**What is needed**
Each line of the data below that contains "icon" must be copied.

**Dataset rows describing interfaces**
■ ■ ■ ■ ■ ■ ■
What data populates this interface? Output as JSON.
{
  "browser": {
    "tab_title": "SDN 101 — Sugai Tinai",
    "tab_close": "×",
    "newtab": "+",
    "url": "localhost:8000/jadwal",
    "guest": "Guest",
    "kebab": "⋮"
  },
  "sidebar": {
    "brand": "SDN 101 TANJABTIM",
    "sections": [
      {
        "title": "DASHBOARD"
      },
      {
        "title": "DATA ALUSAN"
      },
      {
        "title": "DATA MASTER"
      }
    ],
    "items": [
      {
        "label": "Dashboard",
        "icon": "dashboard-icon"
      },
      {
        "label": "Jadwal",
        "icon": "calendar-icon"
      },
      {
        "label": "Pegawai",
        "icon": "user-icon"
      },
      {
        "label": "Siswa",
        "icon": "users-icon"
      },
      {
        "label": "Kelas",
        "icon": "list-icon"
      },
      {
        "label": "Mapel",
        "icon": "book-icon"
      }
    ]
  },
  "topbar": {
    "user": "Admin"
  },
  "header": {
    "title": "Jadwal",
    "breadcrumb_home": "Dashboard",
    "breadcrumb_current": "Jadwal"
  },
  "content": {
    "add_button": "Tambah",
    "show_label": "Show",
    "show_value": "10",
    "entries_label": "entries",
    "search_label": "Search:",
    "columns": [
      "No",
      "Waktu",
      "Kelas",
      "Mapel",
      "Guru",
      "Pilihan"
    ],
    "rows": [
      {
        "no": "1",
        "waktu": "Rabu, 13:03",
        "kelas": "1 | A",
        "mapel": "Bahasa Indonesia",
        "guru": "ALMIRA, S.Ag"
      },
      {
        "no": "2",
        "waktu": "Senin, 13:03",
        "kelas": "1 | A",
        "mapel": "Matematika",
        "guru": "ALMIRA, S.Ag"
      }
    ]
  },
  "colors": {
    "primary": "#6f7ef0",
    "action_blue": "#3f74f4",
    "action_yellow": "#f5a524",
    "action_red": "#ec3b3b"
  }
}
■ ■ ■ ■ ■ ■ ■
**Answer box**
        "icon": "dashboard-icon"
        "icon": "calendar-icon"
        "icon": "user-icon"
        "icon": "users-icon"
        "icon": "list-icon"
        "icon": "book-icon"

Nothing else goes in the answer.